You are confusing two very different things. Cordon pricing schemes do in fact push folks off the road (predominately lower income folks)- that is their function, see London and Stockholm plans. VMT pricing will do the same. Less cars will “go through” as a result. That is the objective. Neither will provide sufficient funding to meet a market’s needs. Both will massively misallocate capital. The public knows what it is doing. It is the technocrats that need to come up to speed.

These notions should be abandoned. Driver based funding strategies have done a great deal of damage, institutionally, physically, competitively.

Paolo -- Jerry is right that CP can provide faster, safer, cleaner trips to more (not fewer) vehicles.  BUT that is only when the schema is designed to move the trips to off-peak times.  The problem is that we have a Secretary of Transportation who used the phrase "coerce drivers out of their cars". Incidents like this tell me that even people who should understand CP, do not. -- Bern

On 2010.10.07 03:06, Jerry Bridgman commented: 
The weary, angry cynicism of the cited blogs may be hiding from you the possibility the CP product you are offering is deficient! Ideally reducing congestion would provide faster, safer, cleaner trips to more (not fewer) vehicles. Engineer that and you might have a salable product.

    On 2010.10.06 11:45, Allen Greenberg commented:
    I appreciate your highlighting of the near-impossibility of implementing a mileage-based user fee system within the single term of a political champion.  I had not thought of it quite that way, but it makes perfect sense, and thus—as you note--alternatives need to be sought.

    On 2010.10.06, 09:05 Jack Opiola commented:
    I am afraid you give Alastair Darling too much credit. After the debacle of Byers, his predecessor over the Hatfield Train accident and the reneging on the Public Trust set up for the rail network in the UK, PM Darling was posted to Transport to keep it out of the press and put a tight lid on Transport. He was magnificently effective in positively doing absolutely nothing in his tenure as Transport Minister, which is probably why they rewarded him with Treasury where he again efficaciously provided negative value to the post and the UK.

    I am afraid you misread his actions. By consolidating the HMCE efforts for truck tolling into a larger UK road pricing agenda, he was killing it, not promoting it. His Deputy Minister was released to promote the technology investigation but the PM with stodgy  influences could never see outfitting 33 million vehicles with any technology, let alone a GNSS or DSRC hybrid for road pricing.

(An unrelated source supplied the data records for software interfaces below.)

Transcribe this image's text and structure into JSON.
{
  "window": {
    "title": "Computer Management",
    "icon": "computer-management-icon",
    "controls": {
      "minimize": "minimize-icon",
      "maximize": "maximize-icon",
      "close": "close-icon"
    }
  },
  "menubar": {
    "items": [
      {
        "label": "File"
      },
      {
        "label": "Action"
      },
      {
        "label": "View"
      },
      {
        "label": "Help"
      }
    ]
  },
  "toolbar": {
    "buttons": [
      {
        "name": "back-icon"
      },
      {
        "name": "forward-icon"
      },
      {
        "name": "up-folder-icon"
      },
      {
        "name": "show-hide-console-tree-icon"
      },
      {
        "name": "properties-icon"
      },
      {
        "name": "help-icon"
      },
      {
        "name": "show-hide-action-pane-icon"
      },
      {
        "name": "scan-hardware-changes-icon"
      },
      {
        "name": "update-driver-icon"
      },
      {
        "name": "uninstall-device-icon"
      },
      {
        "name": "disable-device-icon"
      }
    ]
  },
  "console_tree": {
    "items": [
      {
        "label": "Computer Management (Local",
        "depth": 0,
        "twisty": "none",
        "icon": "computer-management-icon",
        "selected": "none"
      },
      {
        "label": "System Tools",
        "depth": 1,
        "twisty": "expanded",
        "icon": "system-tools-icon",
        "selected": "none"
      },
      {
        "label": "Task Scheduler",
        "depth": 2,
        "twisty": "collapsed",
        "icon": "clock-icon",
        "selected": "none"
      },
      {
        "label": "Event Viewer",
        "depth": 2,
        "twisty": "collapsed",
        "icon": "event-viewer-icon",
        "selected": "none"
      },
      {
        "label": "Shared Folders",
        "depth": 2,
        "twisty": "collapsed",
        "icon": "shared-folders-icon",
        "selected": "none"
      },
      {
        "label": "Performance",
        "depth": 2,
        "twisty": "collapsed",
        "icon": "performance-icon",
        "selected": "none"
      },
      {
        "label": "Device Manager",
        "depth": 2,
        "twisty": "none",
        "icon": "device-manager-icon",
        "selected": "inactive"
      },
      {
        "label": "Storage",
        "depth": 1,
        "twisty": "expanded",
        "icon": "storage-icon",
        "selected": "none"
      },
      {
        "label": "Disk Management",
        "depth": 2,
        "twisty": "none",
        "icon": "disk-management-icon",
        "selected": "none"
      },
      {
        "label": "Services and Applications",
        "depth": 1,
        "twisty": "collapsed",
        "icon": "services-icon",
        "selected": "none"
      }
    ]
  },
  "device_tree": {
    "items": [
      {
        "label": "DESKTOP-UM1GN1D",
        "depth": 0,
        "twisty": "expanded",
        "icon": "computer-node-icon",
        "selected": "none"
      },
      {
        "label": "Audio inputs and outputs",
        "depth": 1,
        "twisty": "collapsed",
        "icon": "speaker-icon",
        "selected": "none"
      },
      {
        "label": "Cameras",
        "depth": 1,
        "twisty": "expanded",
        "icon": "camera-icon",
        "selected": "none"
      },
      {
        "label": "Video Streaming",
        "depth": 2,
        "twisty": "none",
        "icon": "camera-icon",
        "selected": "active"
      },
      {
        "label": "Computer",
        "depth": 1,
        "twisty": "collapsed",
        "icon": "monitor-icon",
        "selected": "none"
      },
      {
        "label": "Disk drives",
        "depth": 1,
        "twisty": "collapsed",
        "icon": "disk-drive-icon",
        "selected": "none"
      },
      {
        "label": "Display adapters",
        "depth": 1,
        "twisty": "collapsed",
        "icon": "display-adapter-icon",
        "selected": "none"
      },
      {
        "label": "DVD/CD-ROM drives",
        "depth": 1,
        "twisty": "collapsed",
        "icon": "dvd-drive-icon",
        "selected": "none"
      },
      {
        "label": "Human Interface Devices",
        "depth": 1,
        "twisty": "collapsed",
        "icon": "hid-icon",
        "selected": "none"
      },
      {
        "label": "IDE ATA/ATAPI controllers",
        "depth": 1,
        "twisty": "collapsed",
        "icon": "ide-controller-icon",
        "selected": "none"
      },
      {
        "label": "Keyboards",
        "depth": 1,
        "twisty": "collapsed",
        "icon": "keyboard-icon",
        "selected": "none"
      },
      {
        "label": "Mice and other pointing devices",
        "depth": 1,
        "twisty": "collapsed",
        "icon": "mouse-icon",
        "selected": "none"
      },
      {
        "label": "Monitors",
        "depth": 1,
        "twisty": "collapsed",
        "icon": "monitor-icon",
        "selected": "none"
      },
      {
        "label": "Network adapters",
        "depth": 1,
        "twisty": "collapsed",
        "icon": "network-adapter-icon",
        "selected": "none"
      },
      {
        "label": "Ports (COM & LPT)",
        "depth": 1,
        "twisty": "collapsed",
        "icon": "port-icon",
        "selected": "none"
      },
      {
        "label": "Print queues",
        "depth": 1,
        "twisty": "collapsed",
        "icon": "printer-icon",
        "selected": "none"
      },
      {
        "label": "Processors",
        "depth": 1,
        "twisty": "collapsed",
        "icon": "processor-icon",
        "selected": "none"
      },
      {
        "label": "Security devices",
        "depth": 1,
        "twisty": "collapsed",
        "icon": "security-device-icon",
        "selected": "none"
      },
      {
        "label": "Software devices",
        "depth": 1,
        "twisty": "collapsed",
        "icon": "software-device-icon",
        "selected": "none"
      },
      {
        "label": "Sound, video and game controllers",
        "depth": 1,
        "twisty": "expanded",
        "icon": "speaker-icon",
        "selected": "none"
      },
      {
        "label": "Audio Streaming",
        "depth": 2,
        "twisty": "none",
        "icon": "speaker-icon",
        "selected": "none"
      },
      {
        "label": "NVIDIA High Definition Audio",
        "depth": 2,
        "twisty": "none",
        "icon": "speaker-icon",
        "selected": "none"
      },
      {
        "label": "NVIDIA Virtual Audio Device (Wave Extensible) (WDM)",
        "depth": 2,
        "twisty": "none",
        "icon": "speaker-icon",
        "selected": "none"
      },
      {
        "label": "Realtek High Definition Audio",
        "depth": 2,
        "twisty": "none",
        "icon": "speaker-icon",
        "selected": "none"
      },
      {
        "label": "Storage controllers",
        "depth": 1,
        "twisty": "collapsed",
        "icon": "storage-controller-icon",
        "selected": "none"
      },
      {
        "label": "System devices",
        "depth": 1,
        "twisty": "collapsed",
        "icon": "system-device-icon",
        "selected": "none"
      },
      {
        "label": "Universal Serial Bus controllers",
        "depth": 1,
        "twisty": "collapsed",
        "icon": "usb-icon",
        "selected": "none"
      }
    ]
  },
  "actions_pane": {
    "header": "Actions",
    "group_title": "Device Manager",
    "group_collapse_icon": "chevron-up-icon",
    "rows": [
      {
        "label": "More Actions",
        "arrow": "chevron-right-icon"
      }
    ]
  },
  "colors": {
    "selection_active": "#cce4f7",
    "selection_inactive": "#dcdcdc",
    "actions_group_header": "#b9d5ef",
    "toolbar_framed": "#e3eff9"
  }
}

    The £49 billion in fuel excise tax annually is a treasure chest that Treasury will never surrender. After all, less than half returns to Transport (all transport) and the rest funds Government's other platforms.

    I am afraid the poor (literally)  British drivers are already overtaxed with a blunt financial instrument that fails to address congestion, limit car usage nor provide sufficient supply-side measures to address the manifest problems. Whilst Mr. Peter Roberts may be misplaced in his expression of love for motoring, his outrage may be better targeted to express exasperations at a government that continues to rip off its drivers and pay them back for their contribution with niggardly transport policies and practices. While a VMT approach - that is an approach that replaces the fuel excise tax with a fair, equitable, reliable and sustainable solution - may be the solution, I cannot envisage the past or current UK Politicians ever giving up the goose that is providing such a wonderful golden eggs as provided by the gas tax.